Kieran Campion, 44, a 1995 graduate of Hanover High School, Colgate University and the British American Drama Academy, returned to the Upper Valley with this young family, after a career in theater and television. and Chicago-based theater agent, said he expects to tap into contacts in the entertainment industry to schedule the venue.
Young Campion envisions that the concert hall at Sawtooth Kitchen will be more than a place to hear coffee ballads, but will offer a wide range of performance artists.
“We’re going to cover the whole gamut in terms of the performing arts,” said Campion, who recently worked as a theater agent in Chicago. “My ambitious plan is to build a home for the artists of the Haute Vallée, developing our own internal work, as an ensemble company, whether it’s comedy sketches or storytelling, developing creative talents. ”
“Over 20 years in New York and Chicago, I have built a lot of relationships in the business and I can call on them to bring people in from the city, or dub with artists in Dartmouth, or a guest artist doing a master class, playing a play, reading a new work, a cabaret number on Saturday evening, ”he declared.
When it comes to music, Kieran said the area offers a rich selection of artists to book.
“It won’t be a place for another Irish judging group,” he said.
The city of Hanover has already taken a dim view of restaurants that also host live performances, especially when the former canoe club was prevented by the zoning administrator in the early 2000s from offering musical performances in direct because it was not an authorized incidental use.
But the zoning board later reversed the decision, saying the administrator’s interpretation of what is permitted in incidental use was too narrow – “live musical performances are permitted incidental use.” for a property whose primary use is a restaurant, at least when implemented at the level and scope proposed by the plaintiff in this case, ”the 2003 decision read.

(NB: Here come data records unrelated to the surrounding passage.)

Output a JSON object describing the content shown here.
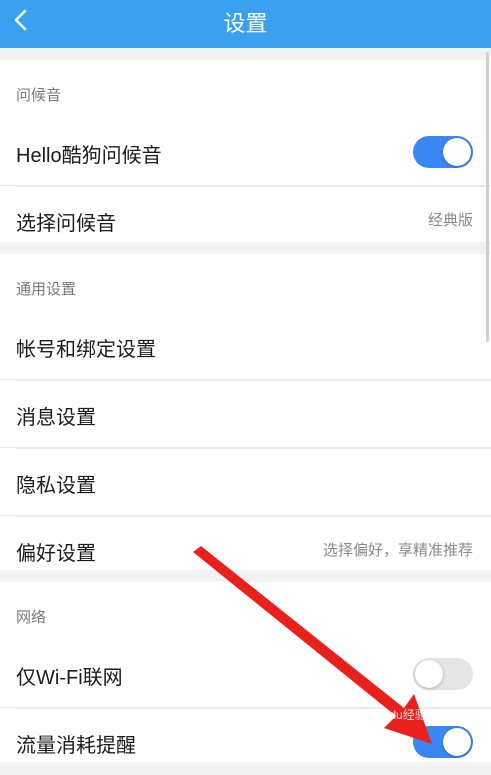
{
  "header": {
    "title": "设置",
    "back_icon": "chevron-left-icon"
  },
  "groups": [
    {
      "title": "问候音",
      "rows": [
        {
          "label": "Hello酷狗问候音",
          "toggle": "on"
        },
        {
          "label": "选择问候音",
          "value": "经典版"
        }
      ]
    },
    {
      "title": "通用设置",
      "rows": [
        {
          "label": "帐号和绑定设置"
        },
        {
          "label": "消息设置"
        },
        {
          "label": "隐私设置"
        },
        {
          "label": "偏好设置",
          "value": "选择偏好，享精准推荐"
        }
      ]
    },
    {
      "title": "网络",
      "rows": [
        {
          "label": "仅Wi-Fi联网",
          "toggle": "off"
        },
        {
          "label": "流量消耗提醒",
          "toggle": "on"
        }
      ]
    }
  ],
  "colors": {
    "header": "#3aa0f0",
    "toggle_on": "#3a86f2",
    "arrow": "#e8211c"
  },
  "watermark": "Baidu经验"
}
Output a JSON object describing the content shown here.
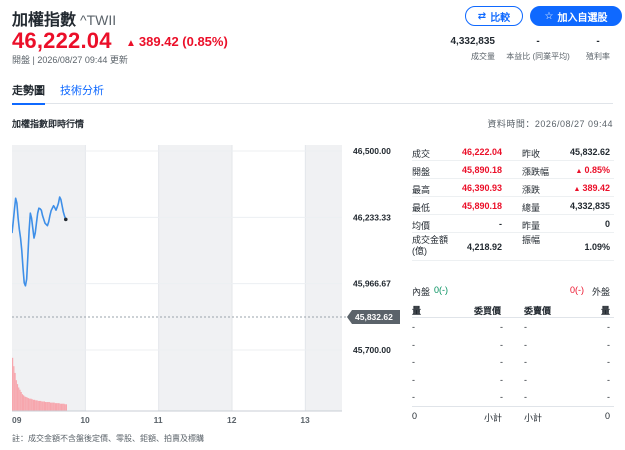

Hanover Planning and Zoning Director Robert Houseman said his department had been in contact with the Campions during the authorization process to ensure it complied with zoning ordinances.
“We have spent many hours with Jay to make sure we understand the scope of this project and we believe that the primary use of the proposed restaurant and concert hall is subordinate and incidental to the primary use and therefore permitted,” Houseman said last week.
The Campions said they were in talks with potential chefs to run the kitchen, although they said it was still too early to talk about the menu.
Jay Campion said the kitchen, however, could end up providing the food for Still North Books, which he says will also use the venue’s space for author dedications and book events.
“Honestly, I think it’s going to be a really cool place,” Jay Campion said.
Contact John Lippman at [email protected]